In a bid to extend fresh produce shelf life on board Navy aircraft carriers, Woburn, Mass.-based Primaira LLC has partnered with researchers at the Natick Soldier Research Development and Engineering Center to develop an ethylene control device.
Some fruits notably bananas and apples naturally produce ethylene, which speeds ripening and spoilage. It affects produce items stored nearby.
The device uses ultraviolet enhanced ozone technology and is designed to be compact and low-cost, said Peter Lavigne, a chemical engineer with the center"s Combat Feeding Directorate.
It oxidizes ethylene to carbon dioxide and water vapor, and the ultraviolet light destroys airborne microbes, spores and fungus.
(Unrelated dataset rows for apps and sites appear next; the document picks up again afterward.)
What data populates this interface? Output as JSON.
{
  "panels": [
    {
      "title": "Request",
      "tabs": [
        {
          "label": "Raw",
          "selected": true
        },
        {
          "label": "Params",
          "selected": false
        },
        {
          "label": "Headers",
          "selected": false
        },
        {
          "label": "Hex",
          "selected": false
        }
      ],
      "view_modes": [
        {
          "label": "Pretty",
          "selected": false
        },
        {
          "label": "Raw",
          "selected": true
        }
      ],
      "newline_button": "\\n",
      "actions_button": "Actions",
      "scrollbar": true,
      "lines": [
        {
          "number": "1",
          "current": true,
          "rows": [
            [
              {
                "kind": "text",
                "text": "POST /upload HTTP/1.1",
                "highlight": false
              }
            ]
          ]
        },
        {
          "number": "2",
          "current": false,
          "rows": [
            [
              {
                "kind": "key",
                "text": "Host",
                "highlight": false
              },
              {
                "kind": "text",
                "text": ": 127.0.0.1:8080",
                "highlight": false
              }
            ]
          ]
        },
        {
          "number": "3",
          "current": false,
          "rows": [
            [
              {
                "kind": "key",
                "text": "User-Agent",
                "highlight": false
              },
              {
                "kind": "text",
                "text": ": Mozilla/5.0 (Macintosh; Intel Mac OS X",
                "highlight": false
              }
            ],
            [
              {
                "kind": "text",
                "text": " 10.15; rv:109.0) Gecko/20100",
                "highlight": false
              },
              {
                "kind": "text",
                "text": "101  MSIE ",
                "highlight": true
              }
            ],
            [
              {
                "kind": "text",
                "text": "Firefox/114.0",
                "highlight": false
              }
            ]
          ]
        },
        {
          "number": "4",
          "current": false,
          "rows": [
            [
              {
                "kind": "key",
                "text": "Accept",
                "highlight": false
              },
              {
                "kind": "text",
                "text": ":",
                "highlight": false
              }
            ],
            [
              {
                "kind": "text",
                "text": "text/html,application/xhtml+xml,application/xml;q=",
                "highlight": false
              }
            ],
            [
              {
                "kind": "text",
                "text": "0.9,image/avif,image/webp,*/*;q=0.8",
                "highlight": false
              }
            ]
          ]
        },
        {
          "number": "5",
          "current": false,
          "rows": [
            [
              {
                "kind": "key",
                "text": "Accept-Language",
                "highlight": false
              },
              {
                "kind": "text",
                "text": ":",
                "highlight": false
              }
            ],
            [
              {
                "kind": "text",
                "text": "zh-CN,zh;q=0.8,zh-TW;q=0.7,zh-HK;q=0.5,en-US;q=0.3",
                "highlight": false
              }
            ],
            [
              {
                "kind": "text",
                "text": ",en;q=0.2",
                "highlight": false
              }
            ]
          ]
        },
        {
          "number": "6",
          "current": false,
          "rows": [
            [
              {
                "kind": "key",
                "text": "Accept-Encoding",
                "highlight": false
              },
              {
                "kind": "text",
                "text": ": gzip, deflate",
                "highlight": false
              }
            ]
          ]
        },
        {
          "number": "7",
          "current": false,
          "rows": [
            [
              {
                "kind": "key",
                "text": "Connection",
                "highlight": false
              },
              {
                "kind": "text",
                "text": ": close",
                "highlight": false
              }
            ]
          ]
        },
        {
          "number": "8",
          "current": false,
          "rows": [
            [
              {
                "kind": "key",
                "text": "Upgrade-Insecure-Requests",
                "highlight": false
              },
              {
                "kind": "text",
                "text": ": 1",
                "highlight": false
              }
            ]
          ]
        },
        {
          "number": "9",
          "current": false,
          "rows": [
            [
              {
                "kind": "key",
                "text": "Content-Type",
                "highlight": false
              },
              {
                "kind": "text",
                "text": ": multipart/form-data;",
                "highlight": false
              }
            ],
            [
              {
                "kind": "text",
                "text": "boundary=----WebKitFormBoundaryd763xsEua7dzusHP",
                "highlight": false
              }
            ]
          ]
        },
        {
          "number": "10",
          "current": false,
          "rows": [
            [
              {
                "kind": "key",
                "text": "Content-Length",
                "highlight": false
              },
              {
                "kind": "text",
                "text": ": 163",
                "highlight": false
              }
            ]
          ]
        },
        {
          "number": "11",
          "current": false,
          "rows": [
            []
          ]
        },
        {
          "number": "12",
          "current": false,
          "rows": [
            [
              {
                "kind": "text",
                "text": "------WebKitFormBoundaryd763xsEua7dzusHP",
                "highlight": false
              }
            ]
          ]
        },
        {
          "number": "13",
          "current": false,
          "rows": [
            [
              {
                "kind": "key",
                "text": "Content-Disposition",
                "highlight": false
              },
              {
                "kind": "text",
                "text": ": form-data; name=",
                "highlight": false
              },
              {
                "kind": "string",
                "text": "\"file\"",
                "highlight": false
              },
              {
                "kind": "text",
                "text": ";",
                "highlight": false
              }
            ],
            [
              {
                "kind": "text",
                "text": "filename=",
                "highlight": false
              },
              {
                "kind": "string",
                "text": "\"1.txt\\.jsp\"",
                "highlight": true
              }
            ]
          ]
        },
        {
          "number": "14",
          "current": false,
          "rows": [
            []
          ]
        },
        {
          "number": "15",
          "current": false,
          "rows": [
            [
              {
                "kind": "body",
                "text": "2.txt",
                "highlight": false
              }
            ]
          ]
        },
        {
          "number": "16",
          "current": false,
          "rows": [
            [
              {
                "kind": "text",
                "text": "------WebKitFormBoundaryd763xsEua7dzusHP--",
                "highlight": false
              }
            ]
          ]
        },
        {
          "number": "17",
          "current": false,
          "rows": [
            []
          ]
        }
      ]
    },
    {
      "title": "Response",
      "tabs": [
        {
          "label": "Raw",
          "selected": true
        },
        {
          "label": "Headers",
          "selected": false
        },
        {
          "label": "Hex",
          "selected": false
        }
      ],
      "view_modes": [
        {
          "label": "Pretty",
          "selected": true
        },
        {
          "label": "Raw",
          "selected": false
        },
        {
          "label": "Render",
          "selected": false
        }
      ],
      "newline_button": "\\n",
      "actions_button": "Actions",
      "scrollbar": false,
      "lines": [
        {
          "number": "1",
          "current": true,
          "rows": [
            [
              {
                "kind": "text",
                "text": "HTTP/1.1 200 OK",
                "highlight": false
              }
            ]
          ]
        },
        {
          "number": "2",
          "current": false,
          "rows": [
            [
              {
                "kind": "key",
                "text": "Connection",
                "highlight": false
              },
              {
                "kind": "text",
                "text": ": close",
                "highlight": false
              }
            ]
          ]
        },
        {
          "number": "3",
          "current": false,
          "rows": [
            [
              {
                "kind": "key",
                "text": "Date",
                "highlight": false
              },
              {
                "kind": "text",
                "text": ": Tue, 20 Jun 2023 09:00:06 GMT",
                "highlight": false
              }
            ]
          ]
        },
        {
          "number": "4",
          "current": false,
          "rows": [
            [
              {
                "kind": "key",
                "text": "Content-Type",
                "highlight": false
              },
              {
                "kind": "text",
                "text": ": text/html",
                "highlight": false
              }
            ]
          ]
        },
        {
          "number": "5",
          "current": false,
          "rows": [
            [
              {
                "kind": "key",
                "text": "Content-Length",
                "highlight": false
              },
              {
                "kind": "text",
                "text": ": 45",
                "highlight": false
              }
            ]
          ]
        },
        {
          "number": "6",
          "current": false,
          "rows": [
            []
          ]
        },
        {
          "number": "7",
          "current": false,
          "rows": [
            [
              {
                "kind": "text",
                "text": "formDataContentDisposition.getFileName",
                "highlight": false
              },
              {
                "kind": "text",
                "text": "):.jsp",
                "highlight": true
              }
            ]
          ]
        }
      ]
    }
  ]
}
Using ultraviolet reduces the maintenance required by alternative methods, said Lou Jamieson, a Navy project officer on the directorate"s systems and engineering staff and a retired Navy master chief petty officer.
"The use of ethylene and moisture sorbent blankets and pellets to control this problem poses significant logistic challenges associated with stocking, maintaining, and disposing of these materials," Jamieson said.
The device runs automatically and requires only an annual replacement of the ultraviolet lamp and screen.
Long periods at sea, sometimes with unforeseen mission changes, made preserving freshness and minimizing maintenance a priority for the Navy.
Tests showed that on a 2,000-pound mixed load of apples, iceberg lettuce, broccoli, cantaloupes and honeydew melons in a 270-cubic-foot refrigerated container, the technology added seven-plus days to shelf life, Jamieson said. It reduced ethylene concentration from 60 parts per million to below two.
Based on such results all 11 Navy aircraft carriers are expected to be fitted with the ethylene control device over the next two years, he said. Two carriers, the Eisenhower and Carol Vinson, have already used them.
The Navy's experiments with ethylene control were announced in 2012.
The technology was developed under an Army Small Business Innovation Research contract awarded to Primaira and managed for military and commercial application by the Natick center. The center is part of the U.S. Army Research, Development and Engineering Command, which develops technology and engineering for soldiers.
Primaira manufactures Bluezone fresh preservation technology it initially developed for U.S. Army applications.